Suspended Prime Minister Prayut Chan-o-cha has insisted that his 8-year term in the job did not expire on August 24th, as posited by opposition parties, because his term should be counted from when the 2017 Constitution (B.E. 2560) came into force, on April 6th, 2017.
In what is believed to be his written statement to the Constitutional Court, which was leaked today, he claims that his first term, under the Interim 2014 Constitution (B.E. 2557) expired along with the replacement of the interim charter by the 2017 Constitution.
He claimed that Section 158 (paragraph 4), regarding the restriction of legal rights, does not clearly specify that it also applies to the premiership under previous charters and, in accordance with the principle of legal interpretation, if a charter does not clearly stipulate that a legal right is to be restricted, it cannot be interpreted in a way in which that right is restricted.
This principle of legal interpretation is in line with the opinion of a special panel of the Council of State, who were members of the constitution drafting committee, including Meechai Ruchupan, according to the statement.
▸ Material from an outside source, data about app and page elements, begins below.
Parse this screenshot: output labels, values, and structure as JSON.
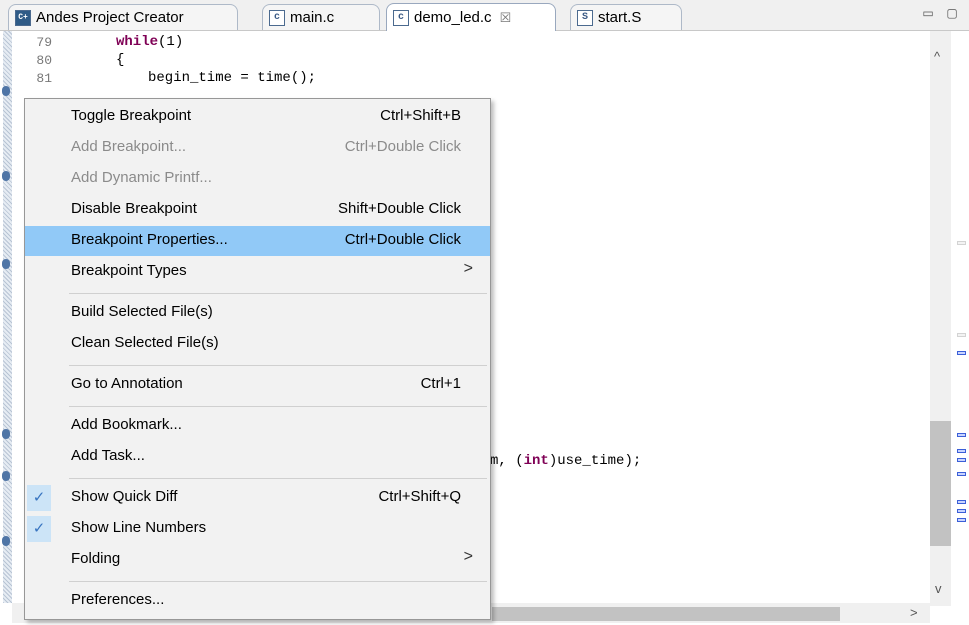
{
  "tabs": [
    {
      "label": "Andes Project Creator",
      "icon": "cpp-project-icon",
      "active": false
    },
    {
      "label": "main.c",
      "icon": "c-file-icon",
      "active": false
    },
    {
      "label": "demo_led.c",
      "icon": "c-file-icon",
      "active": true,
      "close_glyph": "☒"
    },
    {
      "label": "start.S",
      "icon": "asm-file-icon",
      "active": false
    }
  ],
  "tab_icons": {
    "cpp": "C+",
    "c": "c",
    "s": "S"
  },
  "window": {
    "minimize_glyph": "▭",
    "maximize_glyph": "▢"
  },
  "editor": {
    "lines": [
      {
        "num": "79",
        "keyword": "while",
        "rest": "(1)"
      },
      {
        "num": "80",
        "text": "{"
      },
      {
        "num": "81",
        "text": "begin_time = time();"
      }
    ],
    "visible_fragment": {
      "pre": "m, (",
      "keyword": "int",
      "post": ")use_time);"
    },
    "scroll_up": "^",
    "scroll_down": "v",
    "scroll_right": ">"
  },
  "context_menu": {
    "items": [
      {
        "label": "Toggle Breakpoint",
        "shortcut": "Ctrl+Shift+B",
        "enabled": true
      },
      {
        "label": "Add Breakpoint...",
        "shortcut": "Ctrl+Double Click",
        "enabled": false
      },
      {
        "label": "Add Dynamic Printf...",
        "shortcut": "",
        "enabled": false
      },
      {
        "label": "Disable Breakpoint",
        "shortcut": "Shift+Double Click",
        "enabled": true
      },
      {
        "label": "Breakpoint Properties...",
        "shortcut": "Ctrl+Double Click",
        "enabled": true,
        "highlighted": true
      },
      {
        "label": "Breakpoint Types",
        "submenu": ">"
      },
      {
        "label": "Build Selected File(s)",
        "shortcut": ""
      },
      {
        "label": "Clean Selected File(s)",
        "shortcut": ""
      },
      {
        "label": "Go to Annotation",
        "shortcut": "Ctrl+1"
      },
      {
        "label": "Add Bookmark...",
        "shortcut": ""
      },
      {
        "label": "Add Task...",
        "shortcut": ""
      },
      {
        "label": "Show Quick Diff",
        "shortcut": "Ctrl+Shift+Q",
        "checked": true,
        "check_glyph": "✓"
      },
      {
        "label": "Show Line Numbers",
        "shortcut": "",
        "checked": true,
        "check_glyph": "✓"
      },
      {
        "label": "Folding",
        "submenu": ">"
      },
      {
        "label": "Preferences...",
        "shortcut": ""
      }
    ]
  },
  "colors": {
    "highlight": "#91c9f7",
    "keyword": "#7f0055",
    "menu_bg": "#f2f2f2"
  }
}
The suspended prime minister claimed that his term in office is in line with international standards and rule of law, namely that a government leader should not be allowed to stay in power for too long.
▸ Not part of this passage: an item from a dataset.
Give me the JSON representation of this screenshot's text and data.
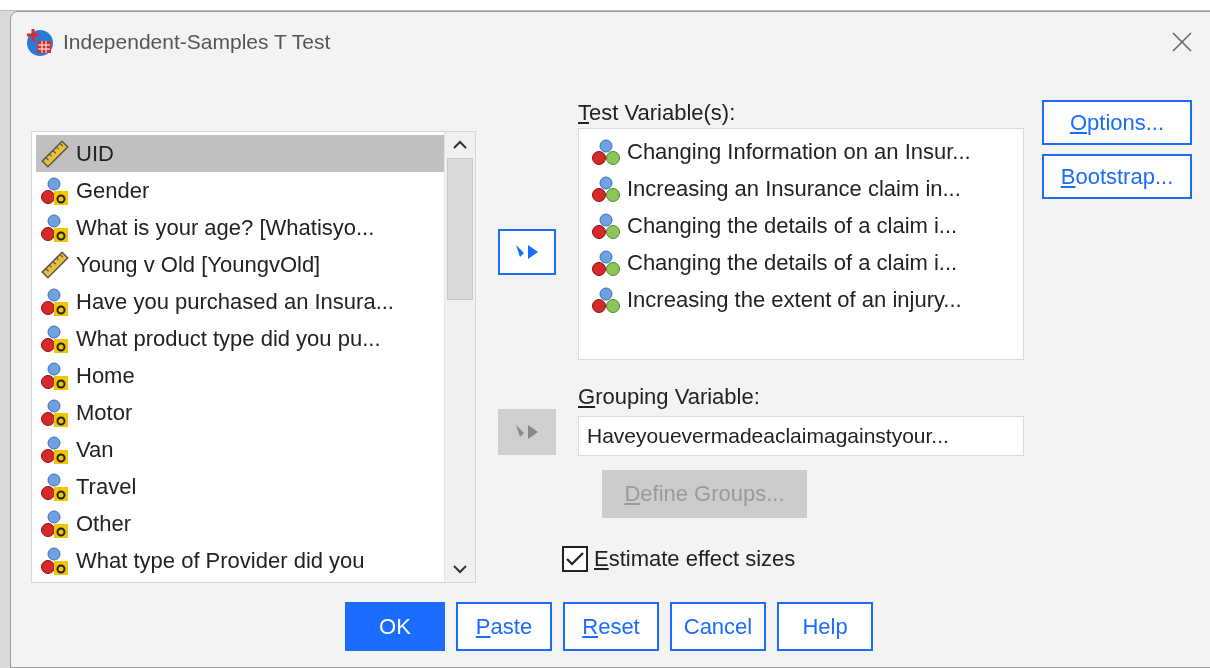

In the statement, he argues that he has performed his duty as prime minister with honesty and loyalty and has always been mindful of his duty to defend public interests under a democratic system with the King as the head of state.
The interpretation of the Constitution regarding the issue of restriction of rights must not be based on widely-recognised facts, which is used in an ordinary court of law.
In conclusion, he insists that his term as prime minister should be counted from the enforcement of the Constitution on April 4th, 2017. This interpretation would mean that his 8-year term in office did not expire on August 24th this year.
The Constitutional Court suspended PM Prayut from active duty on August 24th, after it accepted for consideration the opposition Pheu Thai Party’s petition contending that his term in office did expire on August 24th.